Modeling Custom 3D Objects

Reference Number: KB-00761
Last Modified: January 26, 2023

The information in this article applies to:

Chief Architect Premier or Chief Architect Interiors


I need an object that isn't in any of the symbol libraries. Is it possible to create it using the tools available in Chief Architect? 

Several different 3D objects


Chief Architect has a series of drawing and editing tools that enable you to create a variety of custom 3D objects.

Before you consider creating a custom object, first look in the Library Browser to see if what you're looking for already exists. In addition to the Chief Architect Core Catalogs, Bonus and Manufacturer catalogs are available for download by accessing the 3D Library.

If you're unable to locate the object you're searching for, then consider which tools you will need to use to create the object in Chief Architect. You can combine tools as well – for example, you might have an object that combines 3D/polyline solids with molding polylines. As you become familiar with the tools and techniques mentioned below, you will likely find increasingly creative ways to employ them. You can use these tools to make highly designed architectural elements, trim details, or any number of miscellaneous objects that add that perfect finishing touch to your renderings.

Once you have finished modeling your creation, you can create an architectural block that groups the separate objects into a single item and then add the block to the library.
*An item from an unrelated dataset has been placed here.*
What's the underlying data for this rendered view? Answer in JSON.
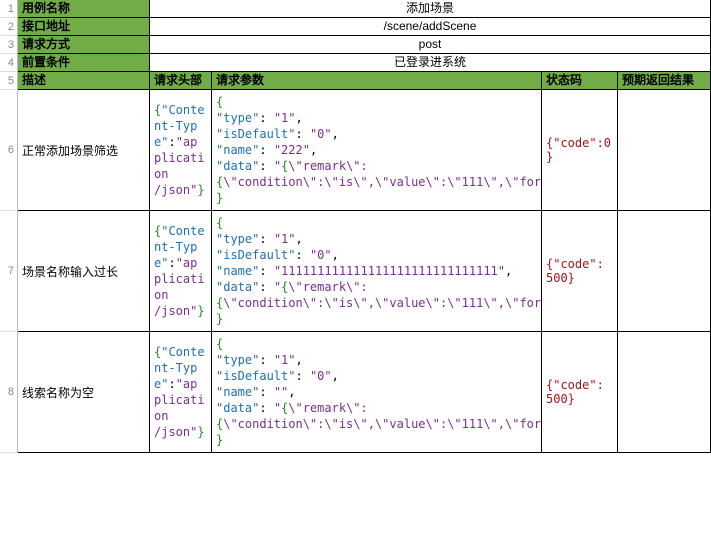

3D/Polyline Solids & other Primitives

The Primitive tools allow you to create solid geometric shapes, which can be combined to create a wide variety of custom solid objects. Navigate to Build> Primitive  to display the Primitive tools.

3D/polyline solids are polyline shaped 3D objects with a specified thickness. They can be oriented either horizontally or vertically and are useful for creating custom details anywhere in your 3D model.

A 3D/polyline solid can be created in floor plan view or any 3D view by selecting Build> Primitive> 3D Solid 
, previously known as Polyline Solid in X13 and prior program versions, then either clicking in the plan to create a square, or clicking and dragging to draw a rectangle. A vertical 3D/polyline solid can be created in a cross section/elevation view in the same manner as in floor plan view. The 3D/polyline solid is placed in front of any objects visible in the view. If no objects are behind, the 3D/polyline solid is placed one foot in front of the camera. 3D/polyline solids can be edited in the same way as other closed polyline-based objects. Once you have finished editing your 3D solid in X15 and newer you are able to save it to your user library for future use or use in another plan. In X14 and prior, even if your 3D/polyline solid is a singular object you will need to turn it into an architectural block in order to save it to the library. More information on this process can be found in the Related Articles section.

Molding Lines/Polylines

A molding line or polyline is a profile shape that is extruded along a path. The profile shape can be one that you have drawn, or it can be one that was included with the Chief Architect library. As their name suggests, molding lines/polylines are great for adding moldings to a room, but the tool is versatile enough to be used for so much more. Navigate to Build> Trim> Molding Line  or Molding Polyline , then click and drag to create a line or polyline in your plan. This line or polyline can then be opened to specification, and a profile shape can be added by accessing the Moldings panel.

When would we use molding polylines instead of polyline solids? Polyline solids are very useful, but they do have limitations. A polyline solid can be thought of as a shape that is extruded along an axis. Implicitly, the shape of a polyline solid is restricted to a single plane; so if you draw a polyline solid in an elevation, for example, it will look rectangular in plan view and in other elevation views that approach from a different angle.

3D Molding Lines/Polylines

The 3D Molding Line and 3D Molding Polyline tools are similar to the Molding Line and Molding Polyline tools discussed above, but more flexible. A molding polyline must be drawn in plan view, so one advantage of 3D molding polylines is that you can draw them in elevation views and create vertical moldings. Another advantage of 3D molding polylines is that they do not have to be co-planar, meaning that a given edge can go in any direction in all three dimensions. Navigate to Build> Trim> 3D Molding Line  or 3D Molding Polyline , then click and drag in your plan to place a 3D molding line or 3D molding polyline.

What if you wanted to draw piping that traveled up and down and also turned 90 degrees with your walls? You would use 3D molding polylines.


Soffits are simple to use and have a number of advantages that other 3D Objects do not. For instance: they bump against walls, floor and ceiling surfaces, and other soffits rather than pass through them; their vertical positioning is measured relative to the floor height of the room they are in rather than an absolute elevation; and molding profiles can be easily applied to soffits on the Moldings panel of the Soffit Specification dialog.

The Soffit is a member of the Cabinet tools family. To place a soffit, navigate to Build> Cabinet> Soffit , then click in the plan to place your soffit. Soffits will take on the size and properties set within the Soffit Defaults. You can move, resize or rotate soffits in plan view by clicking to select it and then manipulating the various handles. You can also resize and reposition in any type of camera view.

Think of the soffit as a basic building block. While their intended purpose is to fill the area above wall cabinets, they can be used to create steps, wall accents, or any object that can be represented as a series of boxes.